[Source data]

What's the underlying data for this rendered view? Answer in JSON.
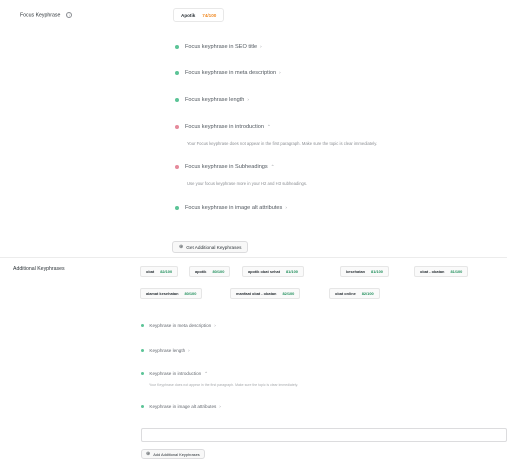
{
  "focus": {
    "label": "Focus Keyphrase",
    "info_icon": "ⓘ",
    "keyword": "Apotik",
    "score": "74/100",
    "checks": [
      {
        "status": "good",
        "text": "Focus keyphrase in SEO title",
        "chevron": "›",
        "desc": ""
      },
      {
        "status": "good",
        "text": "Focus keyphrase in meta description",
        "chevron": "›",
        "desc": ""
      },
      {
        "status": "good",
        "text": "Focus keyphrase length",
        "chevron": "›",
        "desc": ""
      },
      {
        "status": "bad",
        "text": "Focus keyphrase in introduction",
        "chevron": "⌃",
        "desc": "Your Focus keyphrase does not appear in the first paragraph. Make sure the topic is clear immediately."
      },
      {
        "status": "bad",
        "text": "Focus keyphrase in Subheadings",
        "chevron": "⌃",
        "desc": "Use your focus keyphrase more in your H2 and H3 subheadings."
      },
      {
        "status": "good",
        "text": "Focus keyphrase in image alt attributes",
        "chevron": "›",
        "desc": ""
      }
    ],
    "add_button": "Get Additional Keyphrases",
    "add_icon": "⊕"
  },
  "additional": {
    "label": "Additional Keyphrases",
    "tags": [
      {
        "keyword": "obat",
        "score": "82/100"
      },
      {
        "keyword": "apotik",
        "score": "80/100"
      },
      {
        "keyword": "apotik obat sehat",
        "score": "81/100"
      },
      {
        "keyword": "kesehatan",
        "score": "81/100"
      },
      {
        "keyword": "obat - obatan",
        "score": "81/100"
      },
      {
        "keyword": "alamat kesehatan",
        "score": "80/100"
      },
      {
        "keyword": "manfaat obat - obatan",
        "score": "82/100"
      },
      {
        "keyword": "obat online",
        "score": "82/100"
      }
    ],
    "checks": [
      {
        "status": "good",
        "text": "Keyphrase in meta description",
        "chevron": "›",
        "desc": ""
      },
      {
        "status": "good",
        "text": "Keyphrase length",
        "chevron": "›",
        "desc": ""
      },
      {
        "status": "good",
        "text": "Keyphrase in introduction",
        "chevron": "⌃",
        "desc": "Your Keyphrase does not appear in the first paragraph. Make sure the topic is clear immediately."
      },
      {
        "status": "good",
        "text": "Keyphrase in image alt attributes",
        "chevron": "›",
        "desc": ""
      }
    ],
    "input_value": "",
    "add_button": "Add Additional Keyphrases",
    "add_icon": "⊕"
  }
}
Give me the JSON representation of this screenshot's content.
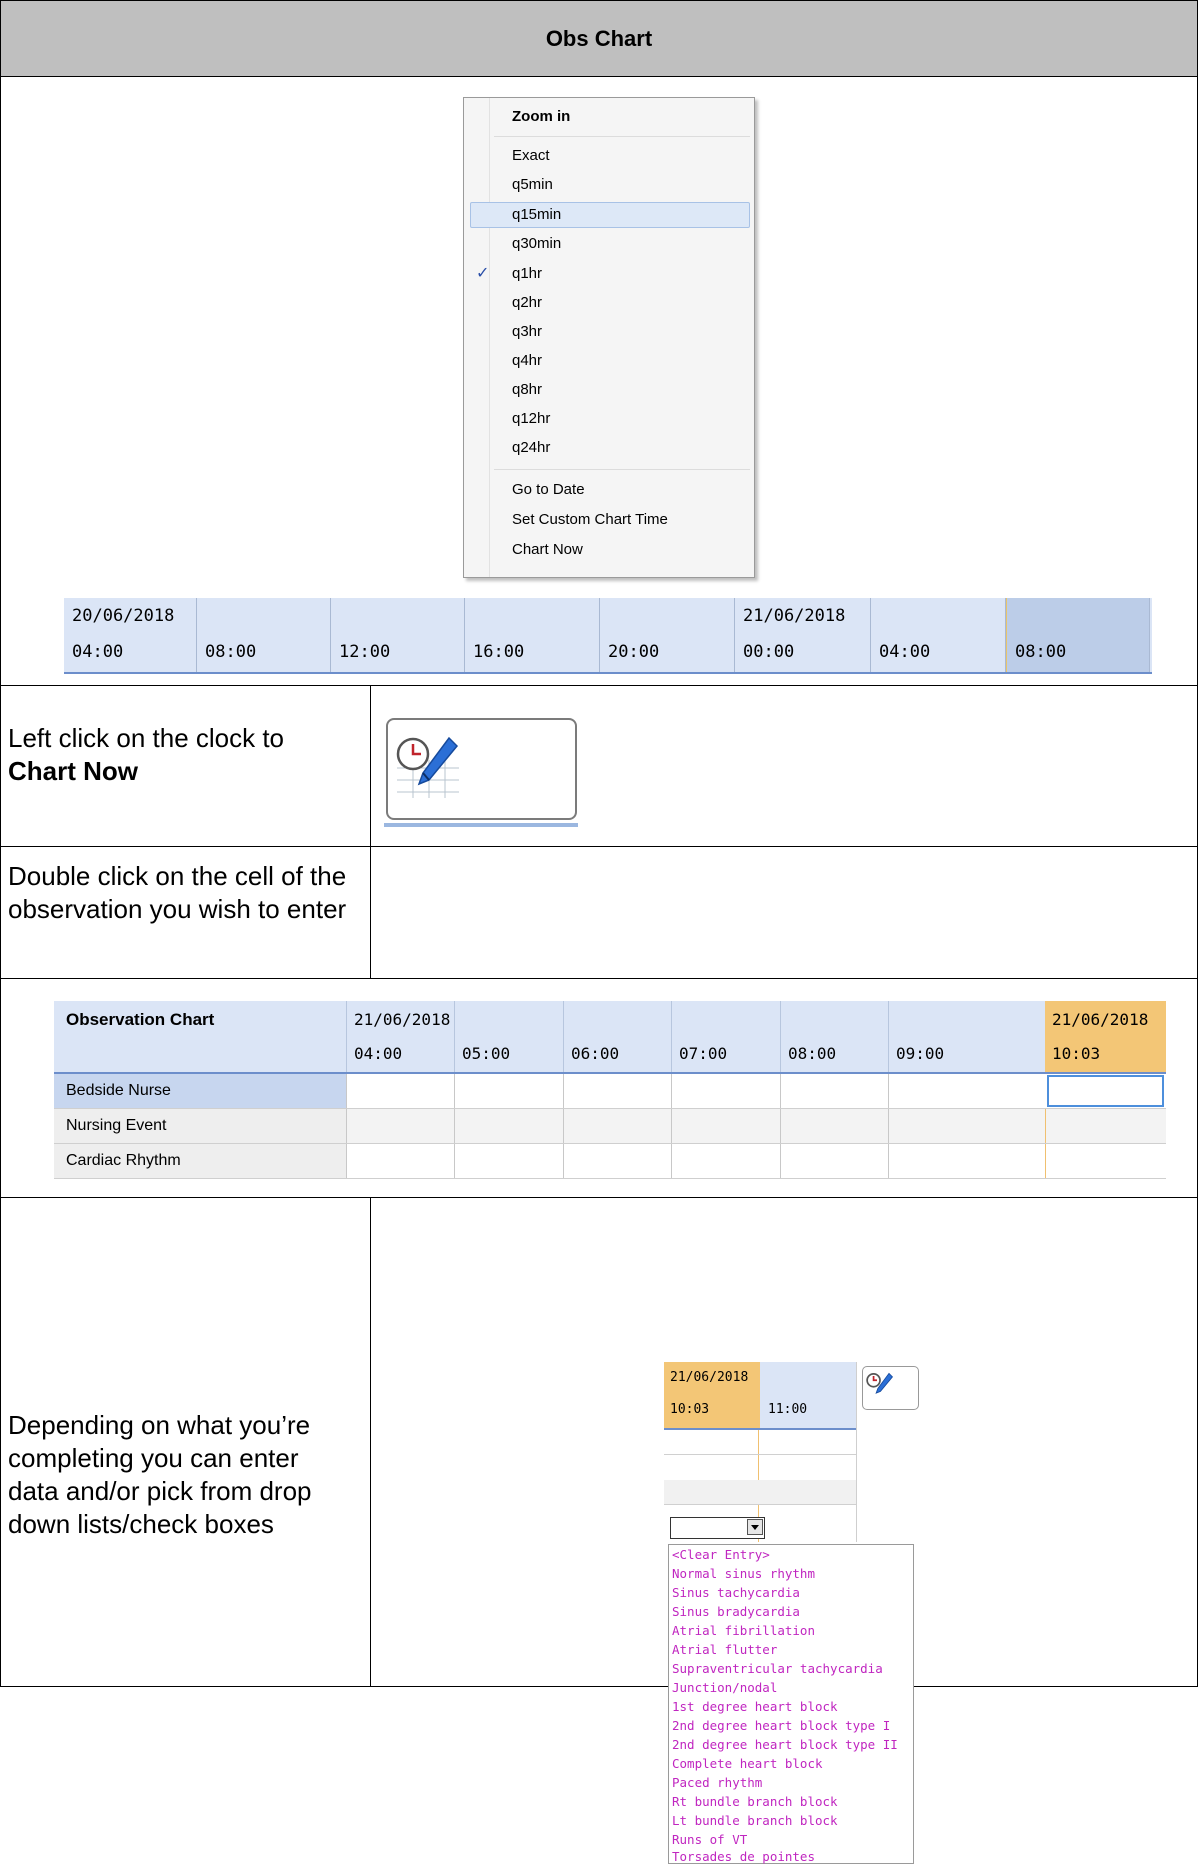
{
  "header": {
    "title": "Obs Chart"
  },
  "menu": {
    "title": "Zoom in",
    "items": [
      "Exact",
      "q5min",
      "q15min",
      "q30min",
      "q1hr",
      "q2hr",
      "q3hr",
      "q4hr",
      "q8hr",
      "q12hr",
      "q24hr"
    ],
    "highlighted": "q15min",
    "checked": "q1hr",
    "check_glyph": "✓",
    "actions": [
      "Go to Date",
      "Set Custom Chart Time",
      "Chart Now"
    ]
  },
  "timeline": {
    "dates": {
      "first": "20/06/2018",
      "second": "21/06/2018"
    },
    "times": [
      "04:00",
      "08:00",
      "12:00",
      "16:00",
      "20:00",
      "00:00",
      "04:00",
      "08:00"
    ]
  },
  "instructions": {
    "chart_now_prefix": "Left click on the clock to",
    "chart_now_bold": "Chart Now",
    "double_click": "Double click on the cell of the observation you wish to enter",
    "depending": "Depending on what you’re completing you can enter data and/or pick from drop down lists/check boxes"
  },
  "observation_chart": {
    "title": "Observation Chart",
    "date": "21/06/2018",
    "times": [
      "04:00",
      "05:00",
      "06:00",
      "07:00",
      "08:00",
      "09:00"
    ],
    "current": {
      "date": "21/06/2018",
      "time": "10:03"
    },
    "rows": [
      "Bedside Nurse",
      "Nursing Event",
      "Cardiac Rhythm"
    ]
  },
  "dropdown_example": {
    "current": {
      "date": "21/06/2018",
      "time": "10:03"
    },
    "next_time": "11:00",
    "options": [
      "<Clear Entry>",
      "Normal sinus rhythm",
      "Sinus tachycardia",
      "Sinus bradycardia",
      "Atrial fibrillation",
      "Atrial flutter",
      "Supraventricular tachycardia",
      "Junction/nodal",
      "1st degree heart block",
      "2nd degree heart block type I",
      "2nd degree heart block type II",
      "Complete heart block",
      "Paced rhythm",
      "Rt bundle branch block",
      "Lt bundle branch block",
      "Runs of VT",
      "Torsades de pointes"
    ]
  },
  "icons": {
    "clock": "clock-pencil-icon",
    "dropdown_arrow": "dropdown-arrow-icon"
  }
}
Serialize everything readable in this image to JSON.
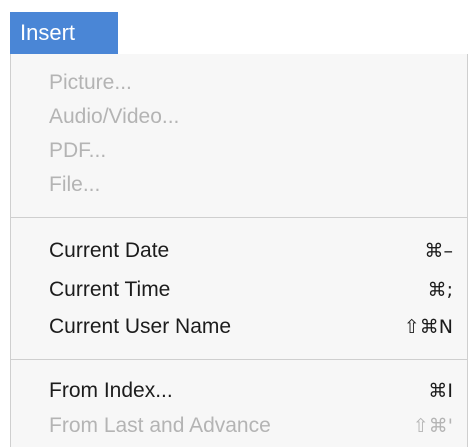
{
  "menu": {
    "title": "Insert",
    "items": [
      {
        "label": "Picture...",
        "shortcut": "",
        "enabled": false
      },
      {
        "label": "Audio/Video...",
        "shortcut": "",
        "enabled": false
      },
      {
        "label": "PDF...",
        "shortcut": "",
        "enabled": false
      },
      {
        "label": "File...",
        "shortcut": "",
        "enabled": false
      },
      {
        "label": "Current Date",
        "shortcut": "⌘–",
        "enabled": true
      },
      {
        "label": "Current Time",
        "shortcut": "⌘;",
        "enabled": true
      },
      {
        "label": "Current User Name",
        "shortcut": "⇧⌘N",
        "enabled": true
      },
      {
        "label": "From Index...",
        "shortcut": "⌘I",
        "enabled": true
      },
      {
        "label": "From Last and Advance",
        "shortcut": "⇧⌘'",
        "enabled": false
      }
    ]
  },
  "colors": {
    "menubar_highlight": "#4a86d6",
    "enabled_text": "#1c1c1c",
    "disabled_text": "#b4b4b4",
    "menu_background": "#f7f7f7"
  }
}
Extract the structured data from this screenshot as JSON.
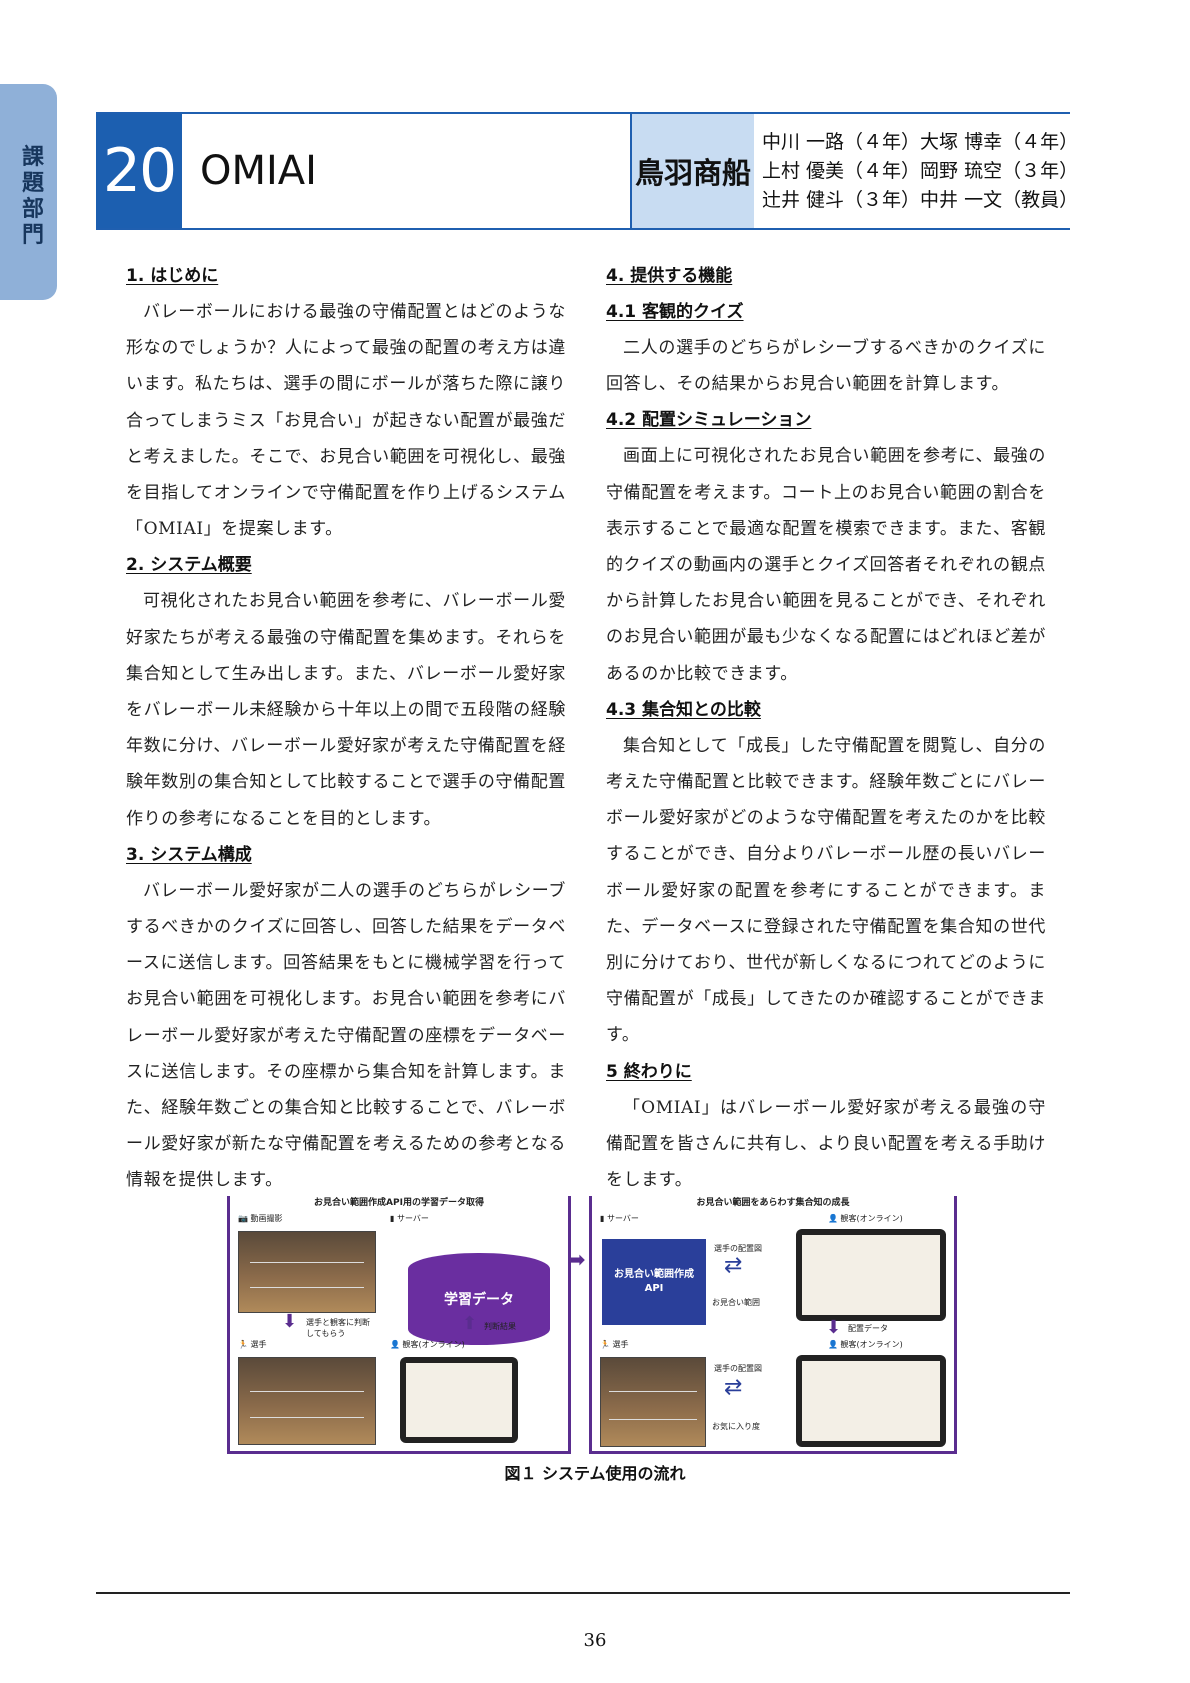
{
  "side_tab": {
    "label": "課題部門"
  },
  "header": {
    "number": "20",
    "title": "OMIAI",
    "school": "鳥羽商船",
    "members": [
      "中川 一路（４年）大塚 博幸（４年）",
      "上村 優美（４年）岡野 琉空（３年）",
      "辻井 健斗（３年）中井 一文（教員）"
    ]
  },
  "left_column": {
    "s1_title": "1. はじめに",
    "s1_body": "バレーボールにおける最強の守備配置とはどのような形なのでしょうか？人によって最強の配置の考え方は違います。私たちは、選手の間にボールが落ちた際に譲り合ってしまうミス「お見合い」が起きない配置が最強だと考えました。そこで、お見合い範囲を可視化し、最強を目指してオンラインで守備配置を作り上げるシステム「OMIAI」を提案します。",
    "s2_title": "2. システム概要",
    "s2_body": "可視化されたお見合い範囲を参考に、バレーボール愛好家たちが考える最強の守備配置を集めます。それらを集合知として生み出します。また、バレーボール愛好家をバレーボール未経験から十年以上の間で五段階の経験年数に分け、バレーボール愛好家が考えた守備配置を経験年数別の集合知として比較することで選手の守備配置作りの参考になることを目的とします。",
    "s3_title": "3. システム構成",
    "s3_body": "バレーボール愛好家が二人の選手のどちらがレシーブするべきかのクイズに回答し、回答した結果をデータベースに送信します。回答結果をもとに機械学習を行ってお見合い範囲を可視化します。お見合い範囲を参考にバレーボール愛好家が考えた守備配置の座標をデータベースに送信します。その座標から集合知を計算します。また、経験年数ごとの集合知と比較することで、バレーボール愛好家が新たな守備配置を考えるための参考となる情報を提供します。"
  },
  "right_column": {
    "s4_title": "4. 提供する機能",
    "s41_title": "4.1 客観的クイズ",
    "s41_body": "二人の選手のどちらがレシーブするべきかのクイズに回答し、その結果からお見合い範囲を計算します。",
    "s42_title": "4.2 配置シミュレーション",
    "s42_body": "画面上に可視化されたお見合い範囲を参考に、最強の守備配置を考えます。コート上のお見合い範囲の割合を表示することで最適な配置を模索できます。また、客観的クイズの動画内の選手とクイズ回答者それぞれの観点から計算したお見合い範囲を見ることができ、それぞれのお見合い範囲が最も少なくなる配置にはどれほど差があるのか比較できます。",
    "s43_title": "4.3 集合知との比較",
    "s43_body": "集合知として「成長」した守備配置を閲覧し、自分の考えた守備配置と比較できます。経験年数ごとにバレーボール愛好家がどのような守備配置を考えたのかを比較することができ、自分よりバレーボール歴の長いバレーボール愛好家の配置を参考にすることができます。また、データベースに登録された守備配置を集合知の世代別に分けており、世代が新しくなるにつれてどのように守備配置が「成長」してきたのか確認することができます。",
    "s5_title": "5 終わりに",
    "s5_body": "「OMIAI」はバレーボール愛好家が考える最強の守備配置を皆さんに共有し、より良い配置を考える手助けをします。"
  },
  "figure": {
    "left_panel_title": "お見合い範囲作成API用の学習データ取得",
    "right_panel_title": "お見合い範囲をあらわす集合知の成長",
    "video_label": "動画撮影",
    "server_label": "サーバー",
    "db_label": "学習データ",
    "player_label": "選手",
    "viewer_label": "観客(オンライン)",
    "judge_label": "判断結果",
    "note_label": "選手と観客に判断してもらう",
    "api_label": "お見合い範囲作成",
    "api_sub": "API",
    "player_pos": "選手の配置図",
    "omiai_range": "お見合い範囲",
    "placement_data": "配置データ",
    "favorite": "お気に入り度",
    "caption": "図１ システム使用の流れ",
    "colors": {
      "frame": "#5a2d8f",
      "db": "#6a2ea0",
      "api": "#2a3f9a"
    }
  },
  "footer": {
    "page_number": "36"
  }
}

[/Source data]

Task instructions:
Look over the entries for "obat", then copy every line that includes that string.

Task answer:
        "keyword": "obat",
        "keyword": "apotik obat sehat",
        "keyword": "obat - obatan",
        "keyword": "manfaat obat - obatan",
        "keyword": "obat online",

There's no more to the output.